-- Task prompt --
Copy out every record precisely.

***** Available records *****

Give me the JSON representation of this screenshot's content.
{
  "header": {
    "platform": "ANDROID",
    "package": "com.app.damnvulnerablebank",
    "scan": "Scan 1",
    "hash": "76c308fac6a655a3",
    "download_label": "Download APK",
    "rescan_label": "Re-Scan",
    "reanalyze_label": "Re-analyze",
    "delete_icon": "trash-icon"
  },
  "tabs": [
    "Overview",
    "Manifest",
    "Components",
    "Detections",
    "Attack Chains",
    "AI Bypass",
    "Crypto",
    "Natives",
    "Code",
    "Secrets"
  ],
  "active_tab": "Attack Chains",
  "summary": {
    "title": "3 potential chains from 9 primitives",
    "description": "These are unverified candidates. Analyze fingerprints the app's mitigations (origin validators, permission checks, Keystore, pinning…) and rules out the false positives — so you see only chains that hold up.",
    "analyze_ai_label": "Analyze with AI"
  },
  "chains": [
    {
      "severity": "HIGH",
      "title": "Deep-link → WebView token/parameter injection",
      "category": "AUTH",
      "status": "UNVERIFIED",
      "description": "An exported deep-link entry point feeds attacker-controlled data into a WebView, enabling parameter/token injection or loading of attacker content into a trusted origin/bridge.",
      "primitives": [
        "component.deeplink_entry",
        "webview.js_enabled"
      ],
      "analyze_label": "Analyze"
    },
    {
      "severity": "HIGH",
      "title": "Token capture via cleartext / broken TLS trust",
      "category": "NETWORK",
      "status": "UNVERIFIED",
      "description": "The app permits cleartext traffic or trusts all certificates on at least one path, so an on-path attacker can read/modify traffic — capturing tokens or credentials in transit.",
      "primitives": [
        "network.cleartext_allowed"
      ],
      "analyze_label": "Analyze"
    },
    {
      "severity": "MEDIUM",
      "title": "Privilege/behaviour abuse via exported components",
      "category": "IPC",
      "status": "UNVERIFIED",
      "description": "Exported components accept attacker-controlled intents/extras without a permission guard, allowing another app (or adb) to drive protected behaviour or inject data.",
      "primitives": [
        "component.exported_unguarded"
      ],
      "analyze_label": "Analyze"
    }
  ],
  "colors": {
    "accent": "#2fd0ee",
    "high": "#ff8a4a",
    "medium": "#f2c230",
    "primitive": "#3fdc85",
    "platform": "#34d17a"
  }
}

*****

-- Result of this task --
Give me the JSON representation of this screenshot's content.
{
  "header": {
    "platform": "ANDROID",
    "package": "com.app.damnvulnerablebank",
    "scan": "Scan 1",
    "hash": "76c308fac6a655a3",
    "download_label": "Download APK",
    "rescan_label": "Re-Scan",
    "reanalyze_label": "Re-analyze",
    "delete_icon": "trash-icon"
  },
  "tabs": [
    "Overview",
    "Manifest",
    "Components",
    "Detections",
    "Attack Chains",
    "AI Bypass",
    "Crypto",
    "Natives",
    "Code",
    "Secrets"
  ],
  "active_tab": "Attack Chains",
  "summary": {
    "title": "3 potential chains from 9 primitives",
    "description": "These are unverified candidates. Analyze fingerprints the app's mitigations (origin validators, permission checks, Keystore, pinning…) and rules out the false positives — so you see only chains that hold up.",
    "analyze_ai_label": "Analyze with AI"
  },
  "chains": [
    {
      "severity": "HIGH",
      "title": "Deep-link → WebView token/parameter injection",
      "category": "AUTH",
      "status": "UNVERIFIED",
      "description": "An exported deep-link entry point feeds attacker-controlled data into a WebView, enabling parameter/token injection or loading of attacker content into a trusted origin/bridge.",
      "primitives": [
        "component.deeplink_entry",
        "webview.js_enabled"
      ],
      "analyze_label": "Analyze"
    },
    {
      "severity": "HIGH",
      "title": "Token capture via cleartext / broken TLS trust",
      "category": "NETWORK",
      "status": "UNVERIFIED",
      "description": "The app permits cleartext traffic or trusts all certificates on at least one path, so an on-path attacker can read/modify traffic — capturing tokens or credentials in transit.",
      "primitives": [
        "network.cleartext_allowed"
      ],
      "analyze_label": "Analyze"
    },
    {
      "severity": "MEDIUM",
      "title": "Privilege/behaviour abuse via exported components",
      "category": "IPC",
      "status": "UNVERIFIED",
      "description": "Exported components accept attacker-controlled intents/extras without a permission guard, allowing another app (or adb) to drive protected behaviour or inject data.",
      "primitives": [
        "component.exported_unguarded"
      ],
      "analyze_label": "Analyze"
    }
  ],
  "colors": {
    "accent": "#2fd0ee",
    "high": "#ff8a4a",
    "medium": "#f2c230",
    "primitive": "#3fdc85",
    "platform": "#34d17a"
  }
}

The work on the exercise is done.